WASHINGTON — How superstitious are you as a sports fan?
Are you the type that won’t sit until your team makes its first basket, or won’t leave your seat with a no-hitter intact, no matter how much you have to pee? Sure, maybe I still pound my mitt exactly three times while the WTOP softball team is on defense (you know, for strikes/outs) and clap exactly four times while we’re batting (for balls/runs), so maybe I’m a bit superstitious. But I don’t believe in curses anymore, and after what’s happened recently in the sports world, neither should Caps fans.
There have been articles written, despite the losses and 3-1 deficit to the Penguins, about how the Caps are generating more shots, about how their advanced stats show they are actually outplaying the Penguins. Like The Washington Post’s Dan Steinberg, I don’t care about any of that. Unlike Steinberg, though, I see no reason the results have to be the same moving forward.
The Caps have done plenty of good things in this series, but they’ve done plenty of dumb things, too. The own goal and offensive zone penalties from Game 4 stand out, in particular.
But they were the better team in the regular season. They’re healthier than the Penguins (with or without Sidney Crosby) and they have, in theory, the better goalie. Braden Holtby has not performed as well as Marc-Andre Fleury thus far, but he has saved a higher percentage of shots and allowed fewer goals throughout his career, especially this year.
To keep their season alive, they now need to win three straight games. They’ve had winning streaks of three or more games nine times this year, including a nine-game streak during which they handled Pittsburgh, 5-2. This may be unfamiliar playoff territory, but it’s something this team is certainly capable of doing.

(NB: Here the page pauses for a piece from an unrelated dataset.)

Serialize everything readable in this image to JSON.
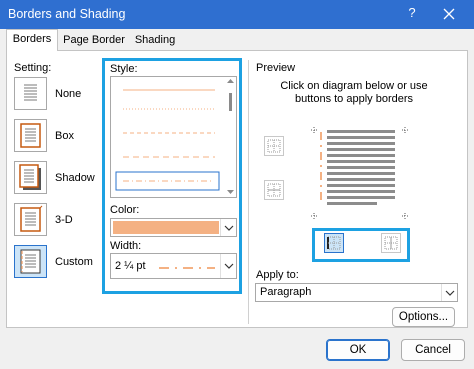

Sure, of course they can pack it in. They can get blown out Saturday, or put their blinders on as they trudge to another moral victory. They can even lose in spectacular fashion, maybe in overtime again. For a long, long time, that’s what other seemingly cursed teams did, from the Boston Red Sox, to the Chicago Cubs, to every team from Cleveland.
But then a funny thing happened. Actually, a funny thing happened to each and every one of these teams. Through whatever combination of luck, pride and players stepping up in the big moments, they lifted themselves from the idea of a curse and prevailed.
It took the Red Sox being pushed past a point that they and any other team before them had ever recovered from, down three-games-to-none to the franchise that had tormented them for the better part of a century. Then the clock struck midnight. It took Dave Roberts (barely) stealing second, and Boston forcing extra innings against the best closer in the history of the sport.
It took a walk-off win, then another in extras the next night. And then, suddenly, it all came together.
The Cavs and Cubs each faced 3-1 deficits last season in their respective championships, the same uphill climb the Caps are staring at right now. Both teams actually had to win a pair of road games, something Washington won’t have to do, with two of the final three possible games coming at Verizon Center.
In so doing, they have only refocused the attention of Washington sports fans on their own title drought, and on Caps fans in particular on their lack of a championship, despite several President’s Trophies in the Ovechkin era. As the Nats have come up short in their own postseason runs, with a couple particularly brutal exits the past five seasons, the narrative has thickened. But that’s all it is — a narrative.
This isn’t some rah-rah, “You can do it,” “Win one for the Gipper” kind of rant. I’m not a Caps fan, or even a huge hockey fan. But I know from my fandom in other sports that sometimes you can get too wrapped up in the details, the history, the numbers, and the psychology. Really, there are just three games left, three potential wins to rewrite the story and make it all go away.
The rest of this series can bring more of the same for the Caps. But it doesn’t have to. They’ve got nothing to lose that they haven’t already lost before. But they’ve got the road map to success from the Red Sox, the Cavs and the Cubs.